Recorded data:
::::::::::

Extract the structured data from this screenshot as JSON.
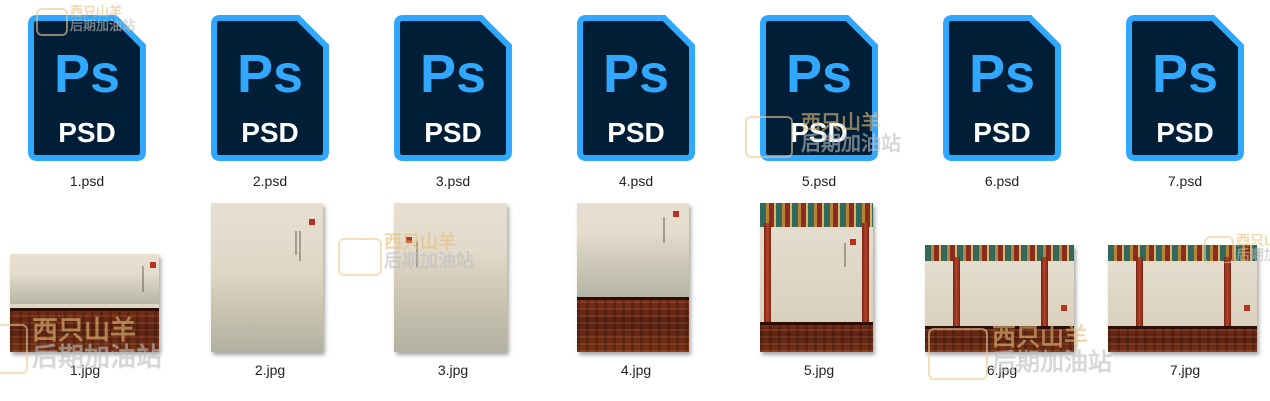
{
  "files": [
    {
      "name": "1.psd",
      "type": "psd",
      "badge_top": "Ps",
      "badge_bottom": "PSD"
    },
    {
      "name": "2.psd",
      "type": "psd",
      "badge_top": "Ps",
      "badge_bottom": "PSD"
    },
    {
      "name": "3.psd",
      "type": "psd",
      "badge_top": "Ps",
      "badge_bottom": "PSD"
    },
    {
      "name": "4.psd",
      "type": "psd",
      "badge_top": "Ps",
      "badge_bottom": "PSD"
    },
    {
      "name": "5.psd",
      "type": "psd",
      "badge_top": "Ps",
      "badge_bottom": "PSD"
    },
    {
      "name": "6.psd",
      "type": "psd",
      "badge_top": "Ps",
      "badge_bottom": "PSD"
    },
    {
      "name": "7.psd",
      "type": "psd",
      "badge_top": "Ps",
      "badge_bottom": "PSD"
    },
    {
      "name": "1.jpg",
      "type": "jpg"
    },
    {
      "name": "2.jpg",
      "type": "jpg"
    },
    {
      "name": "3.jpg",
      "type": "jpg"
    },
    {
      "name": "4.jpg",
      "type": "jpg"
    },
    {
      "name": "5.jpg",
      "type": "jpg"
    },
    {
      "name": "6.jpg",
      "type": "jpg"
    },
    {
      "name": "7.jpg",
      "type": "jpg"
    }
  ],
  "watermark": {
    "line1": "西只山羊",
    "line2": "后期加油站"
  },
  "colors": {
    "ps_fill": "#001e36",
    "ps_border": "#31a8ff",
    "ps_text": "#31a8ff",
    "psd_text": "#ffffff"
  }
}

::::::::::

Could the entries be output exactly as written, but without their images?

Response area:
Extract the structured data from this screenshot as JSON.
{
  "files": [
    {
      "name": "1.psd",
      "type": "psd",
      "badge_top": "Ps",
      "badge_bottom": "PSD"
    },
    {
      "name": "2.psd",
      "type": "psd",
      "badge_top": "Ps",
      "badge_bottom": "PSD"
    },
    {
      "name": "3.psd",
      "type": "psd",
      "badge_top": "Ps",
      "badge_bottom": "PSD"
    },
    {
      "name": "4.psd",
      "type": "psd",
      "badge_top": "Ps",
      "badge_bottom": "PSD"
    },
    {
      "name": "5.psd",
      "type": "psd",
      "badge_top": "Ps",
      "badge_bottom": "PSD"
    },
    {
      "name": "6.psd",
      "type": "psd",
      "badge_top": "Ps",
      "badge_bottom": "PSD"
    },
    {
      "name": "7.psd",
      "type": "psd",
      "badge_top": "Ps",
      "badge_bottom": "PSD"
    },
    {
      "name": "1.jpg",
      "type": "jpg"
    },
    {
      "name": "2.jpg",
      "type": "jpg"
    },
    {
      "name": "3.jpg",
      "type": "jpg"
    },
    {
      "name": "4.jpg",
      "type": "jpg"
    },
    {
      "name": "5.jpg",
      "type": "jpg"
    },
    {
      "name": "6.jpg",
      "type": "jpg"
    },
    {
      "name": "7.jpg",
      "type": "jpg"
    }
  ],
  "watermark": {
    "line1": "西只山羊",
    "line2": "后期加油站"
  },
  "colors": {
    "ps_fill": "#001e36",
    "ps_border": "#31a8ff",
    "ps_text": "#31a8ff",
    "psd_text": "#ffffff"
  }
}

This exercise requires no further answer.